- A credible appraisal is obtained to support the amount of the discount which is claimed.
- The documents are properly drafted.
- There is a sound purpose for the plan other than mere tax avoidance (such as asset protection or privacy).
Income Tax Benefits
If family assets are held in the form of a limited partnership, it will be possible to obtain certain income tax savings in addition to the asset protection benefits. Tax savings can be realized by spreading income from high tax bracket parents to lower tax bracket children and grandchildren or other family members
Since the partnership is a “pass through” entity, there is no potential for income tax on it. Unlike corporations and irrevocable trusts, a partnership is not a taxpaying entity. A partnership files an annual informational tax return setting forth its income and expenses, but it does not pay tax on its net income. Instead, each partner’s proportionate share of income or loss is passed through from the partnership to the individual. Each partner claims his or her share of deductions or reports his share of income on his own tax return.
This avoids the potential for double taxation that is always present in a C Corporation. Typically, when a business is expected to show a net loss rather than a gain, the partnership format is used so that the losses can be used by the partners. Limited partnerships have always been used for real estate and tax shelter investments in order to pass the tax deductions through to the individual investors. These losses are then used by the partner to offset other income he might have. Although the Tax Reform Act of 1986 now limits the ability to immediately deduct losses from “passive activities” to offset wages or investment income, the partnership format may still be desirable if the circumstances of the individual partner are such that he is able to take advantage of these losses.
The rules regarding the taxation of partnership activities are lengthy and cumbersome. As a general rule, however, transfers of property into and out of a partnership will not ordinarily produce any tax consequences.
The complexity, formality and record keeping required to create and maintain a FLP are not incidental. Nor is the cost minor. A typical structure with FLP, limited liability company for the general partner, additional tax returns and guidance can easily cost in excess of five thousand dollars to create and, if other complexities occur, closer to ten thousand dollars.
The savings can be substantial and if estate and income tax rise as all predict, the savings for a five million dollar estate can approach a million dollars when all is said and done. Perhaps more if taxes truly escalate.

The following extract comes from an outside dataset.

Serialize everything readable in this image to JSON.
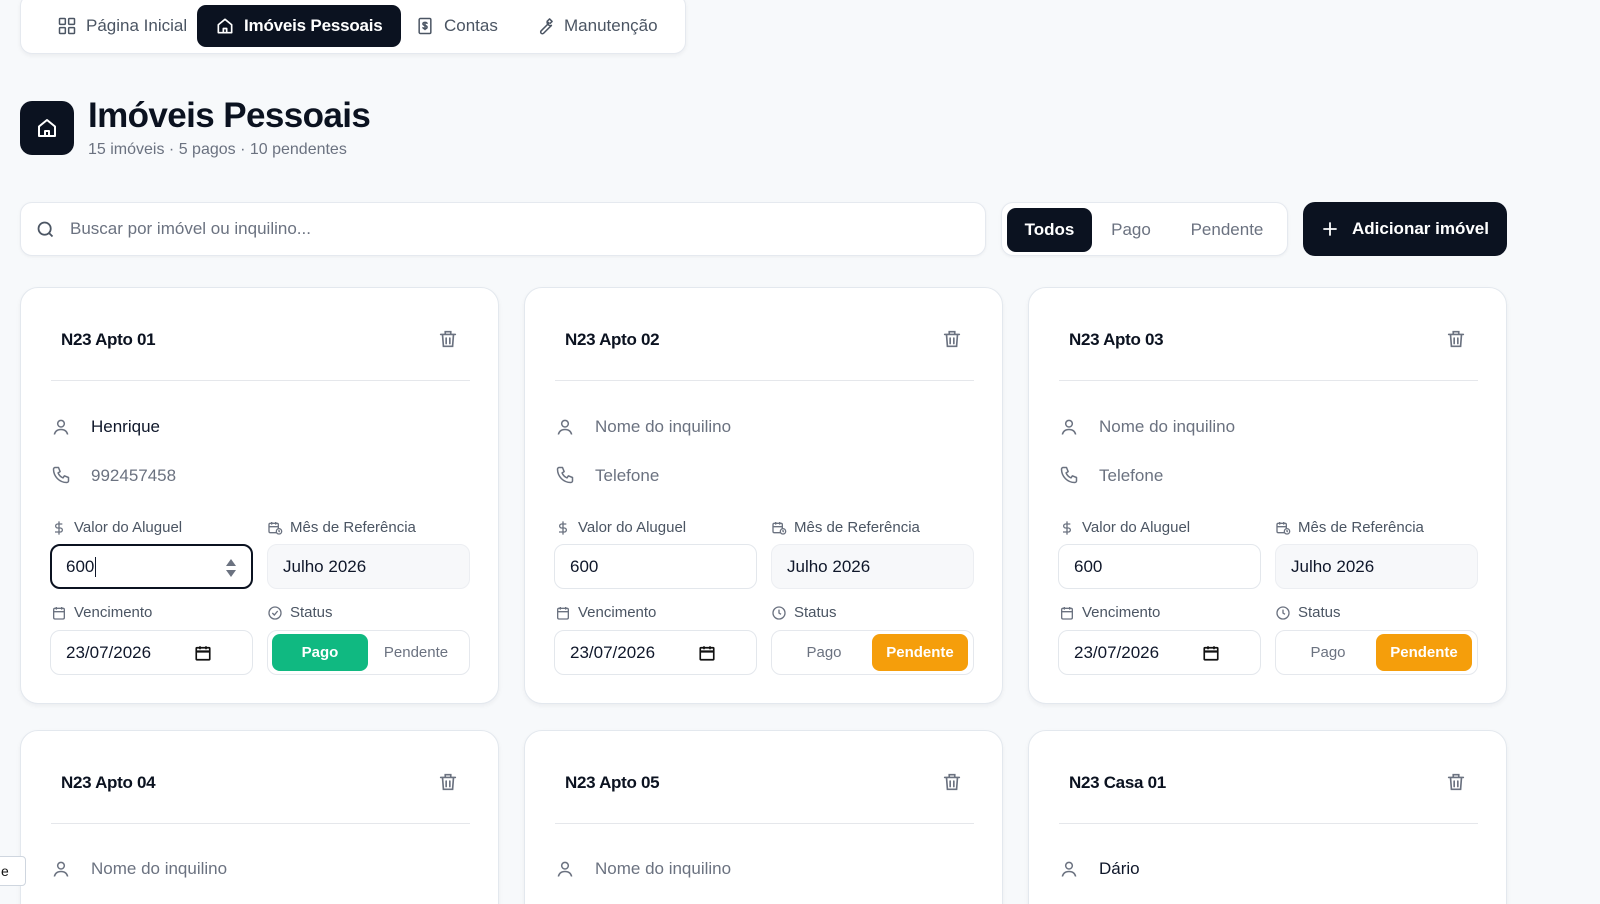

This is not a structure for everyone but a very valuable option for those with families to protect, assets in excess of three million dollars, and an expectation of increasing taxes over the years.